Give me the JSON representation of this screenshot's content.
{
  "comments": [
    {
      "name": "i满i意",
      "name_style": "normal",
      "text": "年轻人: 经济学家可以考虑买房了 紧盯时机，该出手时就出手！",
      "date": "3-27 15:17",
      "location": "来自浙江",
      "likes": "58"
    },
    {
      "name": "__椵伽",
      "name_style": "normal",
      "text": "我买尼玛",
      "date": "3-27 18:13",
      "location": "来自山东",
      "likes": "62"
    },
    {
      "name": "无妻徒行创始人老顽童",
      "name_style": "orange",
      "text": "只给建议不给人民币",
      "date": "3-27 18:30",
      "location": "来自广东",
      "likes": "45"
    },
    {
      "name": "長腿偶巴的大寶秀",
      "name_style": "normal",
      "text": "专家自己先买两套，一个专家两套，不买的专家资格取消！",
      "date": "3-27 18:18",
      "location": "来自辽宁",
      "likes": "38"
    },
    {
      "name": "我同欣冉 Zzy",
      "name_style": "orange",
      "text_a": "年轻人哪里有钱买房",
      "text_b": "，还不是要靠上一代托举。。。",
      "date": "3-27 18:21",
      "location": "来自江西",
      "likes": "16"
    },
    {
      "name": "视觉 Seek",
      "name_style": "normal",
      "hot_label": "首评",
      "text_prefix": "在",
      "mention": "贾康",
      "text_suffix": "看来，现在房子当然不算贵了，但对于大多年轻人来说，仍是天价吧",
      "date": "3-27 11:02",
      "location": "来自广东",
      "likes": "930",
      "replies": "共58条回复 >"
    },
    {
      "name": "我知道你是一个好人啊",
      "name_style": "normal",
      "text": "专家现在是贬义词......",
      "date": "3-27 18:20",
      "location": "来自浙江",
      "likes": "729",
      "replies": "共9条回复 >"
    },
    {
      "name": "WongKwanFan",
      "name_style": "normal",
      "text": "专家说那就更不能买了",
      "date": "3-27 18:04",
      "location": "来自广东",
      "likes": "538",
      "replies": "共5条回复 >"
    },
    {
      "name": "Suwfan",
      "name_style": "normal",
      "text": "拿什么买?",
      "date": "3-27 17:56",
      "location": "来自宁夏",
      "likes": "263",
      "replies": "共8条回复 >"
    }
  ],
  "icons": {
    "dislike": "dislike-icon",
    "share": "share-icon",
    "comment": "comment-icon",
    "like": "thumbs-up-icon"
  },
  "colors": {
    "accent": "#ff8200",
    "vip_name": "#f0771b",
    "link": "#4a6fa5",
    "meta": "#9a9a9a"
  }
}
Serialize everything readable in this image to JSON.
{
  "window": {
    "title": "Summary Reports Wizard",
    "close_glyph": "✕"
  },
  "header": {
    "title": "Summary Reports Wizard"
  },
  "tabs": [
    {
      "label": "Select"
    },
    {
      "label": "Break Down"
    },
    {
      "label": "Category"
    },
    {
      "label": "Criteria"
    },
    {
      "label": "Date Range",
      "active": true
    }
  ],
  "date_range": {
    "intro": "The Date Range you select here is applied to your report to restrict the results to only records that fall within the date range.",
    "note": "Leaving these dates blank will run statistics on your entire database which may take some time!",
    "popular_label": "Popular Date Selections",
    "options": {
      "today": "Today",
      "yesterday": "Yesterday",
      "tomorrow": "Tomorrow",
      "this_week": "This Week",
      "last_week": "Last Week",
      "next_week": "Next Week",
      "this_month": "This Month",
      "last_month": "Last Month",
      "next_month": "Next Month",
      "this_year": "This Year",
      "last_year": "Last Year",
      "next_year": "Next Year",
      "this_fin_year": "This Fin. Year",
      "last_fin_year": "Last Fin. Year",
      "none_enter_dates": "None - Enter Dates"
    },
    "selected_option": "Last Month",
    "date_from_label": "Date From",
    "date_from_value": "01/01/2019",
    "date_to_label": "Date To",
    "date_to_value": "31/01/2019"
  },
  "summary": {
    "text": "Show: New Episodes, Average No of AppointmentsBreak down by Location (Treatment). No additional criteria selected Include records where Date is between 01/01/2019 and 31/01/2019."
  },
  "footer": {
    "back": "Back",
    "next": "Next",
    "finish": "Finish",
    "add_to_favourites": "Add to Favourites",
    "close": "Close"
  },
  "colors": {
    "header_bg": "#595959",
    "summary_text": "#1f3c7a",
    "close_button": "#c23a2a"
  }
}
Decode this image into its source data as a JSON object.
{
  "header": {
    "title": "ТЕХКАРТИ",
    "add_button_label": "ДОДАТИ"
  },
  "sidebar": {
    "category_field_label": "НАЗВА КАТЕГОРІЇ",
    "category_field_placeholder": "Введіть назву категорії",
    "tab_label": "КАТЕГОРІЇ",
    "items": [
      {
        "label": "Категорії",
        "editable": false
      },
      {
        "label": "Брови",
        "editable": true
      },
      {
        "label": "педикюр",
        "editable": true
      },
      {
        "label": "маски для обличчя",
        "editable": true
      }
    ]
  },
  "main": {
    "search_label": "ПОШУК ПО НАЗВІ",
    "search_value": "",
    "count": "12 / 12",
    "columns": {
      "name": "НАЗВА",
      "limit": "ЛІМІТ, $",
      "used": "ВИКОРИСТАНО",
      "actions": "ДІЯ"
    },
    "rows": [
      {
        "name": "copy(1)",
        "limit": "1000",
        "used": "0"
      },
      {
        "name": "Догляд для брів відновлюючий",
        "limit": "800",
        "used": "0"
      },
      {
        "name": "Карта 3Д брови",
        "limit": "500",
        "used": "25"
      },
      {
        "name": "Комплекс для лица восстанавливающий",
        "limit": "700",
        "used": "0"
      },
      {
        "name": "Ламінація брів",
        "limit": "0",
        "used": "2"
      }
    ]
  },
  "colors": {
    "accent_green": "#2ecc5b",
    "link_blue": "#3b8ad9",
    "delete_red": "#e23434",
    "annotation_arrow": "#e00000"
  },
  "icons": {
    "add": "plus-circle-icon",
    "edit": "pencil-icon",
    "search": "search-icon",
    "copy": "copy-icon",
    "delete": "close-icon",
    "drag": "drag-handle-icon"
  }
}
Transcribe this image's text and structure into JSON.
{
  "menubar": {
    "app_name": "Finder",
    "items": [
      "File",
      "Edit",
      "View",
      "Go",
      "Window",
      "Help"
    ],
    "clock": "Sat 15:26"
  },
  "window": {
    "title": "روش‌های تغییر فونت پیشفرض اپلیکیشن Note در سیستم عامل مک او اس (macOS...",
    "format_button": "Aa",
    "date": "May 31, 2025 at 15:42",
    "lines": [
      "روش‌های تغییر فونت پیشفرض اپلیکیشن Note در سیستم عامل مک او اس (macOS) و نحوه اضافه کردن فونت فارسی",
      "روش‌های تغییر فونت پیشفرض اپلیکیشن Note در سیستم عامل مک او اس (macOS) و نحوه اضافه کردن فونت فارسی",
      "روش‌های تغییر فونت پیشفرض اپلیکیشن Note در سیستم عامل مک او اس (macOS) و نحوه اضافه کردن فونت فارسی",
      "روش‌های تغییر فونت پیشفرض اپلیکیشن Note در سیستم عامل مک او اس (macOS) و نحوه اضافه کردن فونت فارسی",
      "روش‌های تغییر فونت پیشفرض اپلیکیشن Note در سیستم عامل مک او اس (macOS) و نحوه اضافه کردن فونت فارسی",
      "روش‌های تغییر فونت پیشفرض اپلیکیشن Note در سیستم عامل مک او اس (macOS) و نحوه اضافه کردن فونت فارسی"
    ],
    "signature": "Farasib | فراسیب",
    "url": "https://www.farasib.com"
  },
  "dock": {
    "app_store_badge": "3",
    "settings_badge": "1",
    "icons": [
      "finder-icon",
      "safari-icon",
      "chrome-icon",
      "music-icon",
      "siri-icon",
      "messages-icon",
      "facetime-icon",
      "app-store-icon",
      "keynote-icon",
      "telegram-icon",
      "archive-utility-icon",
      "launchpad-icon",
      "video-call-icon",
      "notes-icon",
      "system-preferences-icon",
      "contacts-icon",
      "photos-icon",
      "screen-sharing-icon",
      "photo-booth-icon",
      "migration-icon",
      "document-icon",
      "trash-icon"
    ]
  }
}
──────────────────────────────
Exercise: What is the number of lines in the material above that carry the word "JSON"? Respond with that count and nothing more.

Output of the task: 4